┏━━

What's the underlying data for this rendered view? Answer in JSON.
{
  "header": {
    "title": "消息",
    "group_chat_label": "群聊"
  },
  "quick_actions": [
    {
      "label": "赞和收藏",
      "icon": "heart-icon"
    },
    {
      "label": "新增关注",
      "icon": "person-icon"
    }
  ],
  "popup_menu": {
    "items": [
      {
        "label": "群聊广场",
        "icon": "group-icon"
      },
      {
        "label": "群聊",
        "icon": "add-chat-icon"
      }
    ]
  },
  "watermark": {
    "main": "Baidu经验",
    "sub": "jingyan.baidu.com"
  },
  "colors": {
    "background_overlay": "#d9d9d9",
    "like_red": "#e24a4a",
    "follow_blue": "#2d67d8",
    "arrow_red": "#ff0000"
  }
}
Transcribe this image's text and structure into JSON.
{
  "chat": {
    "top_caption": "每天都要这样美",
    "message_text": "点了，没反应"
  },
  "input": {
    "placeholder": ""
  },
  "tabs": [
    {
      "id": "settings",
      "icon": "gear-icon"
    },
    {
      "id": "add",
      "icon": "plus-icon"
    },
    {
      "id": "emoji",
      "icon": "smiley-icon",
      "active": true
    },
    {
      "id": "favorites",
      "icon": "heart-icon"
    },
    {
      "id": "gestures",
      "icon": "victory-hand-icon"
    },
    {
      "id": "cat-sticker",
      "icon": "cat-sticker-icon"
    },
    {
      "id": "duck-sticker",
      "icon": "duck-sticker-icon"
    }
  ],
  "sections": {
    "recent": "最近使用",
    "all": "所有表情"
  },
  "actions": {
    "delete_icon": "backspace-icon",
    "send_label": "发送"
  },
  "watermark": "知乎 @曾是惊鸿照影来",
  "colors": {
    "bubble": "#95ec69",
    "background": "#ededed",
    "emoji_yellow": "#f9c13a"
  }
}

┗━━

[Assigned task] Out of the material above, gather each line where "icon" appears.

[Problem solution]
      "icon": "heart-icon"
      "icon": "person-icon"
        "icon": "group-icon"
        "icon": "add-chat-icon"
      "icon": "gear-icon"
      "icon": "plus-icon"
      "icon": "smiley-icon",
      "icon": "heart-icon"
      "icon": "victory-hand-icon"
      "icon": "cat-sticker-icon"
      "icon": "duck-sticker-icon"
    "delete_icon": "backspace-icon",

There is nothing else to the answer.